HOW TO COMPLETE THIS TASK: All that is needed is each line of the entries holding the word "subtitle", copied as it stands.

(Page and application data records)

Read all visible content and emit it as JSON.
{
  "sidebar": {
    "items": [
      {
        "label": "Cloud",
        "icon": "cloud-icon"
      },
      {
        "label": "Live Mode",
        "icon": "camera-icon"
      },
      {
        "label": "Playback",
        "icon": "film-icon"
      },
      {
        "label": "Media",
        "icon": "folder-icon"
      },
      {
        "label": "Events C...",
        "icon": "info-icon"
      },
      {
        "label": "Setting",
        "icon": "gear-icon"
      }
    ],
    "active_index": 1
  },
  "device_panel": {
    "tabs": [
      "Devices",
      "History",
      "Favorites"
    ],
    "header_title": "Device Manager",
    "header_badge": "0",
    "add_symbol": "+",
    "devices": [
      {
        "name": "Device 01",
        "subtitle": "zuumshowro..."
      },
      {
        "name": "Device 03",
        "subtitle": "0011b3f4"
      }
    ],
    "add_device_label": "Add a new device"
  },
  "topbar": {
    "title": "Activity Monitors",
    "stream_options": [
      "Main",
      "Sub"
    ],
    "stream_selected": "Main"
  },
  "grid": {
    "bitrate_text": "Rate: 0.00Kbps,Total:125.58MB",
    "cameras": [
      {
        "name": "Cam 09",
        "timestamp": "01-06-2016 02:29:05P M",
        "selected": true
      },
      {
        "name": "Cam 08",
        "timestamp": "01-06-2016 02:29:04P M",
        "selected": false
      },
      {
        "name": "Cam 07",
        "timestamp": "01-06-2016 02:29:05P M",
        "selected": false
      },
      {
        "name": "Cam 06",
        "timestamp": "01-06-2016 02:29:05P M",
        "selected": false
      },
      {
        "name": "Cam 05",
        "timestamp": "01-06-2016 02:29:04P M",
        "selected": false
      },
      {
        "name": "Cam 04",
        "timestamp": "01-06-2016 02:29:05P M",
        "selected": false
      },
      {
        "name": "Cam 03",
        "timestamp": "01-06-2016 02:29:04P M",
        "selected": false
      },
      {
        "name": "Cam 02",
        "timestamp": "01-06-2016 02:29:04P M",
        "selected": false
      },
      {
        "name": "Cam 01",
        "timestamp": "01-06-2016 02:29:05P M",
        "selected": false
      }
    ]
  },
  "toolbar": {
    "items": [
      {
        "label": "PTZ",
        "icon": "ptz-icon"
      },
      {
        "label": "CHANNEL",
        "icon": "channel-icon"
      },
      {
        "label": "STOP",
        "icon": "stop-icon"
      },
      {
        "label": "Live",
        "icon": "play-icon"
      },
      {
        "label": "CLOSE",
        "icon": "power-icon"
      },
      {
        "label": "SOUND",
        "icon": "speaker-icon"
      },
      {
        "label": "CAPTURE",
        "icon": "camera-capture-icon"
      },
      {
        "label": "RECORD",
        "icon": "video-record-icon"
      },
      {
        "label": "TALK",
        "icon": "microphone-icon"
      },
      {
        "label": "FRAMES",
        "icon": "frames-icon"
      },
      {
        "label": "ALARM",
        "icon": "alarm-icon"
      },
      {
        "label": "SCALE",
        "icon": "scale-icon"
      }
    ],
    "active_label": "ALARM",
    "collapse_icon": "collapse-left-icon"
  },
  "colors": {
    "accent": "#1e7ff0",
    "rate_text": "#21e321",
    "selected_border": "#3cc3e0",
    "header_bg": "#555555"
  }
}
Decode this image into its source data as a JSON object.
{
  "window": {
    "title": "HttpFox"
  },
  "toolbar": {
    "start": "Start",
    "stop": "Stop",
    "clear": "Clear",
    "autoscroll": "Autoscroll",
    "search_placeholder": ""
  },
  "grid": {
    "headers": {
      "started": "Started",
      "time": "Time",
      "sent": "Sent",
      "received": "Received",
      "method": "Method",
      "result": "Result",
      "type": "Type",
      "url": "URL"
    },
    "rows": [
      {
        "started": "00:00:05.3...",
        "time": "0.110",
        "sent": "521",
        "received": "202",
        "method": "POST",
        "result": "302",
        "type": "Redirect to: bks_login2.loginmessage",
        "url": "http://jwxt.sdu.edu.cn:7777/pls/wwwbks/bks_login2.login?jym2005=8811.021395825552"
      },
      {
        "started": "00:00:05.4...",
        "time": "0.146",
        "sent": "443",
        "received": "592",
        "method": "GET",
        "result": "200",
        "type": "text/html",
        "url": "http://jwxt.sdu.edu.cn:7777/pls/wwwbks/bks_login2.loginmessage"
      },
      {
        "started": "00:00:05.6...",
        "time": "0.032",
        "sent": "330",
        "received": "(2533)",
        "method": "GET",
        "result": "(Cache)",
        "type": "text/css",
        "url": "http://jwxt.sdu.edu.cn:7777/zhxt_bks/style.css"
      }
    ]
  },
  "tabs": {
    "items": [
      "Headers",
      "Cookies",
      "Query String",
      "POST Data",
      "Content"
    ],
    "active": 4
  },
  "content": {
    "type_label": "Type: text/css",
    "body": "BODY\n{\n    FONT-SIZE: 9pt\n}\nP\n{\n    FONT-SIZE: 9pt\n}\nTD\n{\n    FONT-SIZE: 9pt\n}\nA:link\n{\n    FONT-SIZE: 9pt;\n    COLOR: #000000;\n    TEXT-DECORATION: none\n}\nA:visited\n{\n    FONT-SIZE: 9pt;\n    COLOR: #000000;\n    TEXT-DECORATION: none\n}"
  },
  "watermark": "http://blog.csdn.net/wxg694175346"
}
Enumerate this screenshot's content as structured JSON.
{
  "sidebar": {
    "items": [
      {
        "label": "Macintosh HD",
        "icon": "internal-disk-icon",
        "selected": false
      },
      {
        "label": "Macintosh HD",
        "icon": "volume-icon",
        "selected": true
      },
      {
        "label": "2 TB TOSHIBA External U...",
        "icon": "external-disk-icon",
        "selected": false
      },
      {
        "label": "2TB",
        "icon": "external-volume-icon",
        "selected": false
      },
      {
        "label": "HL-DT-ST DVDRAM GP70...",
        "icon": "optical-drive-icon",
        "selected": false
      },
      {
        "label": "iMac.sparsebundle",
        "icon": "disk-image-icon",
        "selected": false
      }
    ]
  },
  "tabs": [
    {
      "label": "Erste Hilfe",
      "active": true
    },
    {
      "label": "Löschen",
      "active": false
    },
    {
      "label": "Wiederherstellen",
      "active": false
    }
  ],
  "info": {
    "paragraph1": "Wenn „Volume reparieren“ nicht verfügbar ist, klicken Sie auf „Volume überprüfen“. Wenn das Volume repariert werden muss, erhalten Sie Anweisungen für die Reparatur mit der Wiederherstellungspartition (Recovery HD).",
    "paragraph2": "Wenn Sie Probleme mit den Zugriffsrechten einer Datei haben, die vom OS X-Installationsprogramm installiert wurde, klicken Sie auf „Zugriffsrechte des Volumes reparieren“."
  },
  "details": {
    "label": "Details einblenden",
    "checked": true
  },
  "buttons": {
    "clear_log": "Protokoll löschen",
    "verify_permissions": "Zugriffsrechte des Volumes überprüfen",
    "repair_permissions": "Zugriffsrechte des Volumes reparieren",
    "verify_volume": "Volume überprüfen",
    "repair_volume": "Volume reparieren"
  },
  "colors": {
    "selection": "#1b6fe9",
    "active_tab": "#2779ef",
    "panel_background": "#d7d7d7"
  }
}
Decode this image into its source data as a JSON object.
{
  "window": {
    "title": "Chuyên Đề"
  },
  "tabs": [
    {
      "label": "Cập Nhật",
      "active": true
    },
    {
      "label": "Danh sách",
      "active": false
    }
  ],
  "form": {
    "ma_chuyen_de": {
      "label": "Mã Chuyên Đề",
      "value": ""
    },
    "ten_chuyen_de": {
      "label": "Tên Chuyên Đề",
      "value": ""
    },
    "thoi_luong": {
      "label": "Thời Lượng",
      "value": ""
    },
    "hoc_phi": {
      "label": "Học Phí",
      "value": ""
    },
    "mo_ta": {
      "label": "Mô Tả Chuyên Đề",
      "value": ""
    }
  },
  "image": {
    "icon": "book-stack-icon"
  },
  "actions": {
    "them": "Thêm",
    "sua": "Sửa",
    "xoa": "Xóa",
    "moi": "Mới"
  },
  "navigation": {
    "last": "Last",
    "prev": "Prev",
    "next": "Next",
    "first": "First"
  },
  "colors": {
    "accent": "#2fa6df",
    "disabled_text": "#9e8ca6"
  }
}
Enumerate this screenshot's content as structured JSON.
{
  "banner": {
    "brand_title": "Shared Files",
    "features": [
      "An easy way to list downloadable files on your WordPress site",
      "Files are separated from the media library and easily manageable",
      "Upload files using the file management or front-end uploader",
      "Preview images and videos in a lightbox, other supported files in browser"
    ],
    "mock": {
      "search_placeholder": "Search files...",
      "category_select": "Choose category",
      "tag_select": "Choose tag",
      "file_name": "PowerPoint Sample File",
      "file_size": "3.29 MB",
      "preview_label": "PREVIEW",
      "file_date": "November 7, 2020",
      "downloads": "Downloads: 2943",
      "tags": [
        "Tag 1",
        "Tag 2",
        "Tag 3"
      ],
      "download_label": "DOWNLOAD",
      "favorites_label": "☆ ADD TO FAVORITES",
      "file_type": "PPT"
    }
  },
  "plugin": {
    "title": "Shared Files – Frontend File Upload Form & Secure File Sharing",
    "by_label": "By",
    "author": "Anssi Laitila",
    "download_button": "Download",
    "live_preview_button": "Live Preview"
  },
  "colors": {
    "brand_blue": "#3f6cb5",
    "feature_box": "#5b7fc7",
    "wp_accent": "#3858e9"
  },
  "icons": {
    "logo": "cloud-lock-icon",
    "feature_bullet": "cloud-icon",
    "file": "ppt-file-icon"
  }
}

EXERCISE OUTPUT:
        "subtitle": "zuumshowro..."
        "subtitle": "0011b3f4"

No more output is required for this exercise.